WHAT NEEDS TO BE DONE >> Only the lines with "JSON" in the entries below belong in the answer; please copy them.

INPUT DATA >>
◇ ◇ ◇

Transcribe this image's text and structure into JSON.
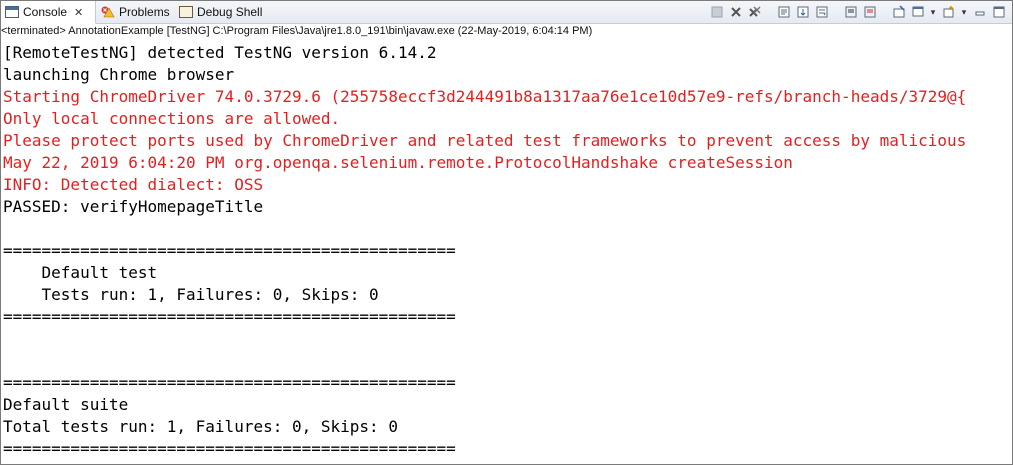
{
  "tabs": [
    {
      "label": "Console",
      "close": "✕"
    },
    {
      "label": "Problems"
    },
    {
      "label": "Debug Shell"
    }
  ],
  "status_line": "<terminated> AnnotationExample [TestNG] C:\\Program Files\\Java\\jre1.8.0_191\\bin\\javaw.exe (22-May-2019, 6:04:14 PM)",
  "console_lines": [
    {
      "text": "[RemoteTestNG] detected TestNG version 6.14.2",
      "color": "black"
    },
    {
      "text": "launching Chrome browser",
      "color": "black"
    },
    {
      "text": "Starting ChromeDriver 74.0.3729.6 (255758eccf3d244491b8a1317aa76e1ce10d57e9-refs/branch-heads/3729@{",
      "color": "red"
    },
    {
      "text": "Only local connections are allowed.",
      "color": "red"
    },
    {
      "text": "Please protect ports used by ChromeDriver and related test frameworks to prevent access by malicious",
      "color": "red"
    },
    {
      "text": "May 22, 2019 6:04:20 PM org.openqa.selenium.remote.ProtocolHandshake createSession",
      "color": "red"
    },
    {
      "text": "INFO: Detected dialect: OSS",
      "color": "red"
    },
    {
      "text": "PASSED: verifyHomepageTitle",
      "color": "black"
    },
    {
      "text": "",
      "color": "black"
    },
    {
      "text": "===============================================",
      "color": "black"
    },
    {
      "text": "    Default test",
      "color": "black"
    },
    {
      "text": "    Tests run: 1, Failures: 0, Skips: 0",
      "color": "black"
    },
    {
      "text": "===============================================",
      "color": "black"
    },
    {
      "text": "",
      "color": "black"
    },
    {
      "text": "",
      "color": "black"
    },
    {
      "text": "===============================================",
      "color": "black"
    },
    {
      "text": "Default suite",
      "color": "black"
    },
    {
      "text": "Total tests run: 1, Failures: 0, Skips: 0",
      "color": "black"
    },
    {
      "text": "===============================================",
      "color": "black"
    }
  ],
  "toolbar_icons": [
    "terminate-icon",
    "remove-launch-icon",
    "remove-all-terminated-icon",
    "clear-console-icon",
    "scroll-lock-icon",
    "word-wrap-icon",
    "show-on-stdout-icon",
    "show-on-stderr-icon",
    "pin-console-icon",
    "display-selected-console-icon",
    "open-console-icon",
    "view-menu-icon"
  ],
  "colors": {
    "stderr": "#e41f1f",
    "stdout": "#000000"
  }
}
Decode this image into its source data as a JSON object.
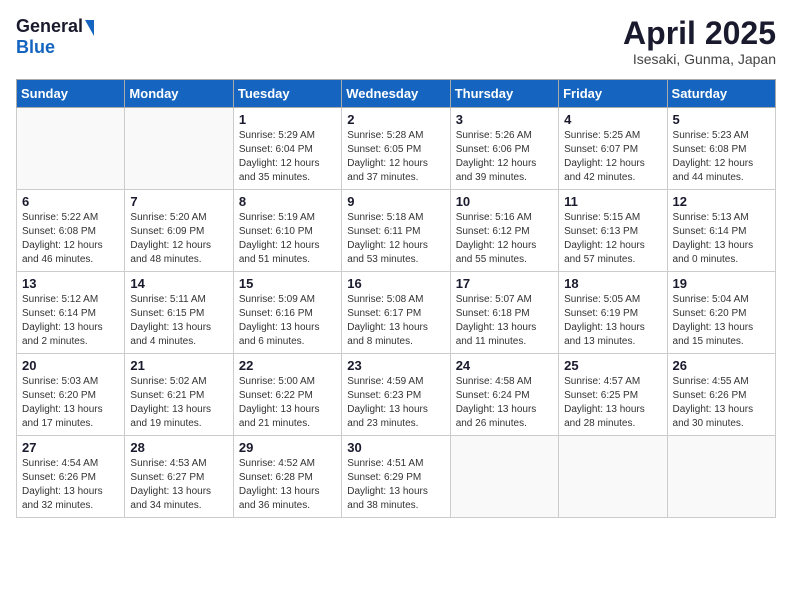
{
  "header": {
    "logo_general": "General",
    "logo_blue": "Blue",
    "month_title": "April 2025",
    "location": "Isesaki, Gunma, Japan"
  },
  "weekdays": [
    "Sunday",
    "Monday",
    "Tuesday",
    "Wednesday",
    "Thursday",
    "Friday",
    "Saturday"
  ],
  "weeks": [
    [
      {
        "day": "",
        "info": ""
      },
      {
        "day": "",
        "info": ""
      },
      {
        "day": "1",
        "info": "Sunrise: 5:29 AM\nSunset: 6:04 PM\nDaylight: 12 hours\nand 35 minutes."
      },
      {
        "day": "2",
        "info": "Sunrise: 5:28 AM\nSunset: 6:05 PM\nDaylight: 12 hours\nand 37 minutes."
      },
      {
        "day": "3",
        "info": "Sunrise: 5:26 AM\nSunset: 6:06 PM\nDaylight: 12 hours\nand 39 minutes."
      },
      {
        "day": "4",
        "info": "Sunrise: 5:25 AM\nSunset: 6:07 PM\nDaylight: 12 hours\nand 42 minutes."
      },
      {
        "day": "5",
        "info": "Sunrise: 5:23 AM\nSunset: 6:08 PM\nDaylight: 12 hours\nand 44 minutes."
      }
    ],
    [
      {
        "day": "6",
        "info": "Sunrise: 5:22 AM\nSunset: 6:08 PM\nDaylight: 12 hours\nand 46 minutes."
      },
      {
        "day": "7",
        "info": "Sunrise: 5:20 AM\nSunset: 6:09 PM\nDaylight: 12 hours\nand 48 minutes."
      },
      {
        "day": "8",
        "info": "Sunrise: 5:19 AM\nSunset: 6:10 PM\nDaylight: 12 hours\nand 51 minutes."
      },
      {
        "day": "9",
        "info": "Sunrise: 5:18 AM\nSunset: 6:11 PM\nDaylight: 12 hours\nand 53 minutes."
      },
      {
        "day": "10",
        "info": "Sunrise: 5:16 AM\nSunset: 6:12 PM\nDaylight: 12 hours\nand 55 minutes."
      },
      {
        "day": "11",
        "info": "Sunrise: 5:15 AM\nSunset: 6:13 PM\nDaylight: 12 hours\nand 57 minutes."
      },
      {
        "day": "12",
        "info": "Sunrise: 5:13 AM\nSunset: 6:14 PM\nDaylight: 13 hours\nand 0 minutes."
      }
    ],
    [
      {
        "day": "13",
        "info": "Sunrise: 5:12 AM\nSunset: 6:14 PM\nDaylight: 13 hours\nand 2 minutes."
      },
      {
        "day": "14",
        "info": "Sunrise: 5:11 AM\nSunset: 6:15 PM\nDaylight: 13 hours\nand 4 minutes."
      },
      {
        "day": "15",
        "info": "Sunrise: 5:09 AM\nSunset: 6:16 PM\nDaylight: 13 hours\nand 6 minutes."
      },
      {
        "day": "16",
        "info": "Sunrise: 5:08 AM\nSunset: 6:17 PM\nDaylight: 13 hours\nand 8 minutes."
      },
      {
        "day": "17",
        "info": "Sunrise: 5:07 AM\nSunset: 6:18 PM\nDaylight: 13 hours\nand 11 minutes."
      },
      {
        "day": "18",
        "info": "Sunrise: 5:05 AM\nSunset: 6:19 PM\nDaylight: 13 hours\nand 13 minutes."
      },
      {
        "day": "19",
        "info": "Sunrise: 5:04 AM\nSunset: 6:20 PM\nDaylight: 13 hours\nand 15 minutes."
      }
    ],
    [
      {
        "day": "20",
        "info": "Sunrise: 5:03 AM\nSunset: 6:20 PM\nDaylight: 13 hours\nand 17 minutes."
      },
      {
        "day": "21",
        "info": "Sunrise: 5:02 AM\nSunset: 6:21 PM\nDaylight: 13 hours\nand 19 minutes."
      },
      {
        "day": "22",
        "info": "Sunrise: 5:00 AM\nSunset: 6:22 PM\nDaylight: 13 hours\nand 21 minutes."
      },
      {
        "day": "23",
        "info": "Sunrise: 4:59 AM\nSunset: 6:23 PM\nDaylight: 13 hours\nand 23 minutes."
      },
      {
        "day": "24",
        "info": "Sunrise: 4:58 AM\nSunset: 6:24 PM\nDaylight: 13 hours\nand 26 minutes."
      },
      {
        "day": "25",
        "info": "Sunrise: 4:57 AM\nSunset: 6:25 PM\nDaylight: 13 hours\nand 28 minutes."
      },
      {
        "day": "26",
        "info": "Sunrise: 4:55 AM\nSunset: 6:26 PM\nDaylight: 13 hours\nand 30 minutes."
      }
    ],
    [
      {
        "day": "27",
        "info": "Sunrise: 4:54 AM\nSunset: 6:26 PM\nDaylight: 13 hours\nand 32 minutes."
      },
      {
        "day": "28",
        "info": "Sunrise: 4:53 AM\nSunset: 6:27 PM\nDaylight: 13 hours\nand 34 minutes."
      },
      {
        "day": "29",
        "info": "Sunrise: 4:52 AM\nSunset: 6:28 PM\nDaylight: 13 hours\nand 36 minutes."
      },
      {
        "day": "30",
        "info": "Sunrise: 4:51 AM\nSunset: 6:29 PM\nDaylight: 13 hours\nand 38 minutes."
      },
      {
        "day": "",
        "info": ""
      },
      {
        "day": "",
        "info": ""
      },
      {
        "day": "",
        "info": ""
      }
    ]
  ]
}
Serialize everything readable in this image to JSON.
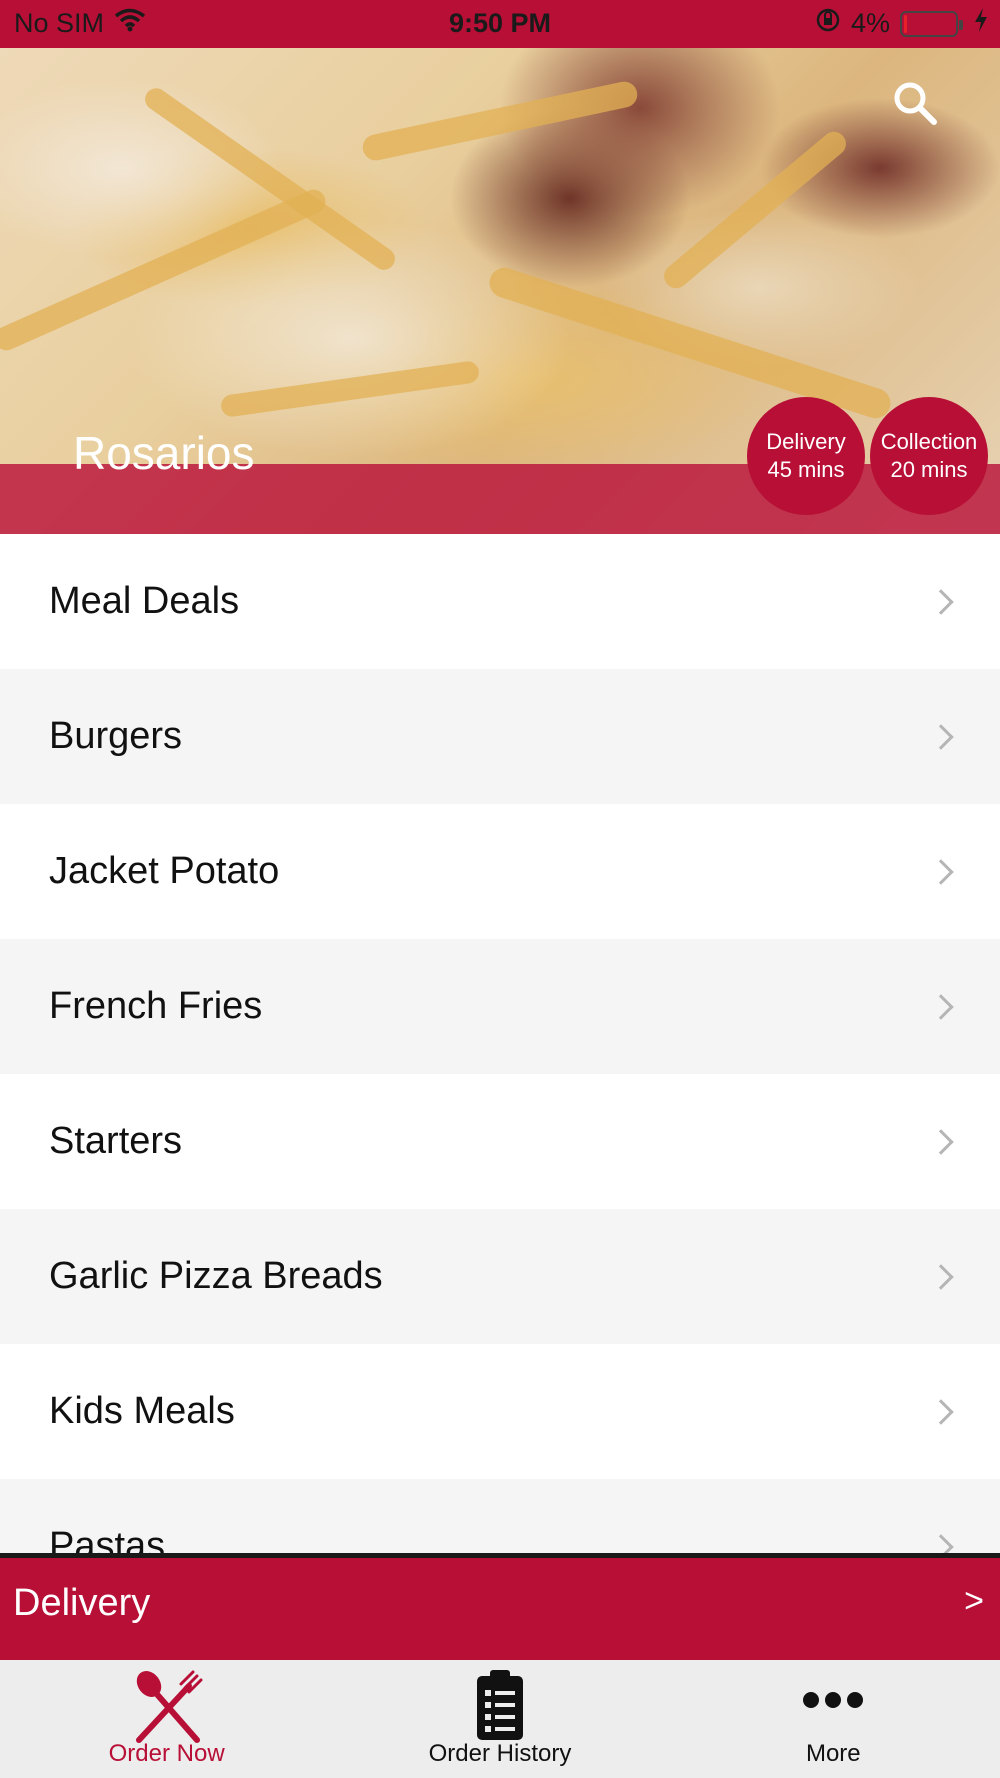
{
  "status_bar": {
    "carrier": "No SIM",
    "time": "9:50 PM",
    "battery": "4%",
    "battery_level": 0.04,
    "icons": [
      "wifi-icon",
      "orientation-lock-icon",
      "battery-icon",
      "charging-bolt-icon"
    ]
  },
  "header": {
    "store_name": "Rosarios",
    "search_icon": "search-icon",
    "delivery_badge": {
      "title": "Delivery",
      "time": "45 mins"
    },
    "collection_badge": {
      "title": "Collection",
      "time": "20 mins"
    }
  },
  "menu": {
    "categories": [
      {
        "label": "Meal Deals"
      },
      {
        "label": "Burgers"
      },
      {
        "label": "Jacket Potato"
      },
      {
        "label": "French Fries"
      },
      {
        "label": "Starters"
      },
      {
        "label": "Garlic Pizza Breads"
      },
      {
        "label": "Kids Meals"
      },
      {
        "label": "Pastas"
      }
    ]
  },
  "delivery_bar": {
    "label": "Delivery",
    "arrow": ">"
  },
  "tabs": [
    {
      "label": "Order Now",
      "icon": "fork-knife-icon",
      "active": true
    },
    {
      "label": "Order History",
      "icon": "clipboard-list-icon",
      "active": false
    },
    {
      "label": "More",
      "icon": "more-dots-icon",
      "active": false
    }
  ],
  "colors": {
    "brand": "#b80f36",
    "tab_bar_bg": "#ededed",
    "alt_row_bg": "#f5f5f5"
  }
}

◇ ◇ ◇

TASK OUTPUT >>
Transcribe this image's text and structure into JSON.
Decode this image into its source data as a JSON object.
Serialize everything readable in this image to JSON.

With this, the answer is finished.